Google Flu Trends - United States
Sunday, January 13, 2013
Saturday, November 3, 2012
This is definitely a sensitive subject that's easier to talk about when there are not thousands of people in the cold without power or food or gas. On the other hand, it's the best time to drive the point home.
It's my opinion that the federal government and FEMA are not, and should not, be considered nor used as a 'relief agency'. The expectation should be that, prior to a threat, they encourage awareness, urge preparedness, educate and focus on threat mitigation. Once a threat is identified or an event occurs, CERT, local EMA, SEMA for FEMA come in, help people evacuate or shelter-in-place. They identify the high-priority actions to take in RESPONSE to an event, and then lead those response efforts. They triage the immediate situation and make those hard decisions regarding where to best allocate resources to help those that can be helped.
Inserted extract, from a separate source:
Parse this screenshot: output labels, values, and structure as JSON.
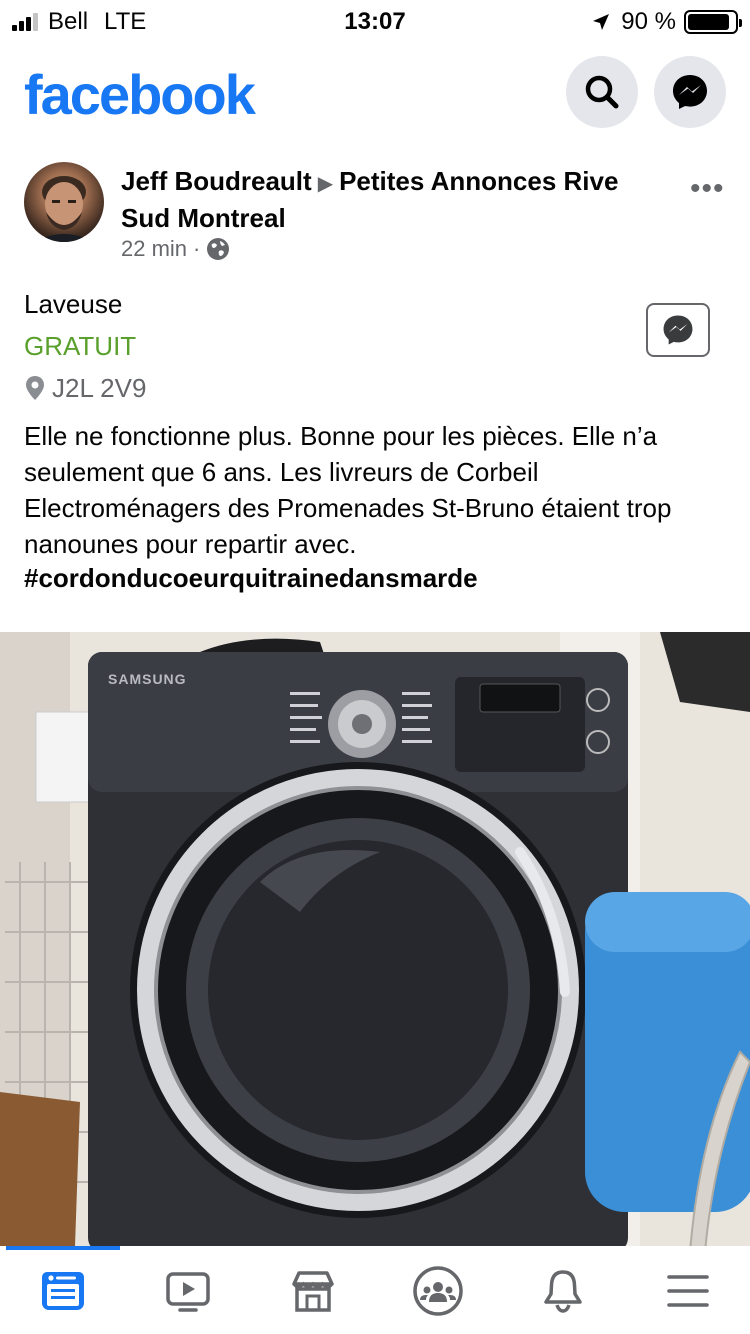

I wrote a previous article on Ultimate Productivity and Life Management With SpringPad. I still like SpringPad for some things. In fact, I'm drafting this blog entry using SpringPad right now. But after awhile of using it for GTD, I found it actually hampered my productivity rather than helping. (And I really hate that I can't do any more complicated formatting or indenting beyond one level. I do a lot of outlining, and it's cumbersome.)
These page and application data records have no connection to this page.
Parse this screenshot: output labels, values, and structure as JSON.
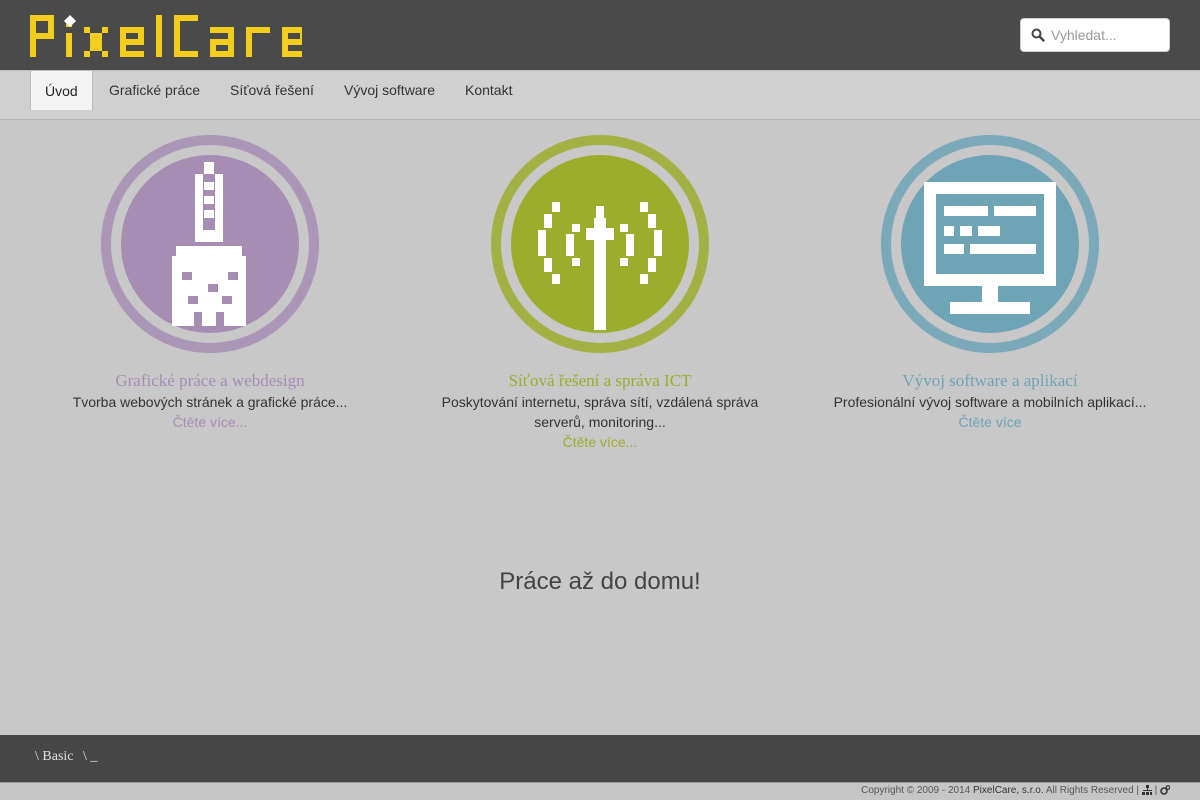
{
  "brand": {
    "name": "PixelCare",
    "logo_color": "#f2cd1c"
  },
  "search": {
    "placeholder": "Vyhledat...",
    "icon": "search-icon"
  },
  "nav": {
    "items": [
      {
        "label": "Úvod",
        "active": true
      },
      {
        "label": "Grafické práce",
        "active": false
      },
      {
        "label": "Síťová řešení",
        "active": false
      },
      {
        "label": "Vývoj software",
        "active": false
      },
      {
        "label": "Kontakt",
        "active": false
      }
    ]
  },
  "features": [
    {
      "icon": "paintbrush-icon",
      "color": "#a58db4",
      "title": "Grafické práce a webdesign",
      "text": "Tvorba webových stránek a grafické práce...",
      "more": "Čtěte více..."
    },
    {
      "icon": "antenna-icon",
      "color": "#9cac2d",
      "title": "Síťová řešení a správa ICT",
      "text": "Poskytování internetu, správa sítí, vzdálená správa serverů, monitoring...",
      "more": "Čtěte více..."
    },
    {
      "icon": "monitor-icon",
      "color": "#6fa3b6",
      "title": "Vývoj software a aplikací",
      "text": "Profesionální vývoj software a mobilních aplikací...",
      "more": "Čtěte více"
    }
  ],
  "tagline": "Práce až do domu!",
  "footer": {
    "crumbs": [
      "\\ Basic",
      "\\ _"
    ],
    "copyright_prefix": "Copyright © 2009 - 2014",
    "company": "PixelCare, s.r.o.",
    "rights": "All Rights Reserved |",
    "separator": "|",
    "icons": [
      "sitemap-icon",
      "gears-icon"
    ]
  }
}
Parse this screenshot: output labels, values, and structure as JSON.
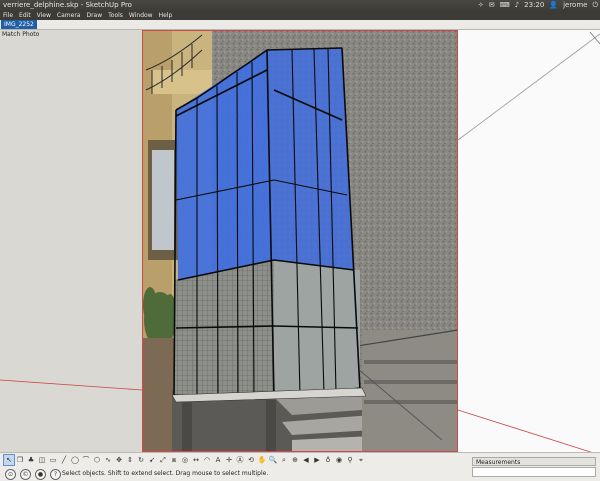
{
  "window": {
    "title": "verriere_delphine.skp - SketchUp Pro"
  },
  "tray": {
    "time": "23:20",
    "user": "jerome"
  },
  "menu": [
    "File",
    "Edit",
    "View",
    "Camera",
    "Draw",
    "Tools",
    "Window",
    "Help"
  ],
  "scene_tab": "IMG_2252",
  "viewport": {
    "label": "Match Photo"
  },
  "toolbar": {
    "tools": [
      "select-tool",
      "component-tool",
      "paint-bucket-tool",
      "eraser-tool",
      "rectangle-tool",
      "line-tool",
      "circle-tool",
      "arc-tool",
      "polygon-tool",
      "freehand-tool",
      "move-tool",
      "push-pull-tool",
      "rotate-tool",
      "follow-me-tool",
      "scale-tool",
      "offset-tool",
      "tape-measure-tool",
      "dimension-tool",
      "protractor-tool",
      "text-tool",
      "axes-tool",
      "3d-text-tool",
      "orbit-tool",
      "pan-tool",
      "zoom-tool",
      "zoom-window-tool",
      "zoom-extents-tool",
      "previous-view-tool",
      "next-view-tool",
      "position-camera-tool",
      "look-around-tool",
      "walk-tool",
      "section-plane-tool"
    ]
  },
  "status": {
    "text": "Select objects. Shift to extend select. Drag mouse to select multiple."
  },
  "measurements": {
    "label": "Measurements",
    "value": ""
  },
  "colors": {
    "accent": "#1f5ea8",
    "glass": "#3f6fe0"
  }
}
So, in my search for something better, I looked at several options. I had used ManyMoon for light project management before, and quickly came to love Do.com. I used it for a few months, but it really is suited toward collaborative project management and not managing everyday tasks and other information. I then spent a few days each with both Trello and Asana, but found the same limitations as Do.com. I will say, however, that I will keep Asana in my back pocket for future. It's awesome at what it does.
Last, as you could predict from the title, I thought I would revisit Evernote. I hadn't used it in well over a year and my 'process' had evolved. I didn't have high hopes because my old account was still a cluttered mess. Starting fresh, I thought it just might work.
Wednesday, October 24, 2012
Now that I have a working solution, I am, of course, not satisfied.
One of my requirements was that the data be easy to recover by someone other than me. Unfortunately, in doing so... in making the trade-off between efficiency and easy-to-recover... I think I've gone overboard.
Sunday, October 7, 2012
Myth #1: Data replication to a remote site does not a disaster recovery plan make.
You see, about a week ago, I found out that my web hosting provider, Dreamhost, includes 50GB of personal/business backup space with any paid service subscription (additional space is available for $.10/GB). As I had been looking for a place to back up my personal information without spending a lot of money, this was perfect.
Wednesday, January 25, 2012
|Photo Source: Topato|
If you're not familiar, it's a very common, if not somewhat dated, breakdown of the various levels of systems and data protection categorized by tier. Starting at 0, the higher the tier, the more protection, right?
[Ignore the fact that tiers 0-7 is actually 8 tiers... but I suppose we don't count "Tier 0: No offsite data".]
At first glance, one might think that "Tier 0: No Offsite Data" is as bad as it could get for a specific system or an organization in terms of preparedness. It's either a DR planner's dream or nightmare, depending on your expectations.
But no. It could be worse. In fact, the spectrum of tiers is to be expanded... and in the negative direction...
Sunday, January 22, 2012
Sickweather, a start-up that’s attempting to forecast illness outbreaks by tracking Facebook and Twitter updates, says its method might have already worked.
That is, Sickweather noticed increased occurrences of the word “cough” near Algonquin, Ill., dating back to Oct. 5, about one month before whooping cough reports hit the local news. About a month later, the service recorded the same trends in Milwaukee, Wis., another area hit by whooping cough.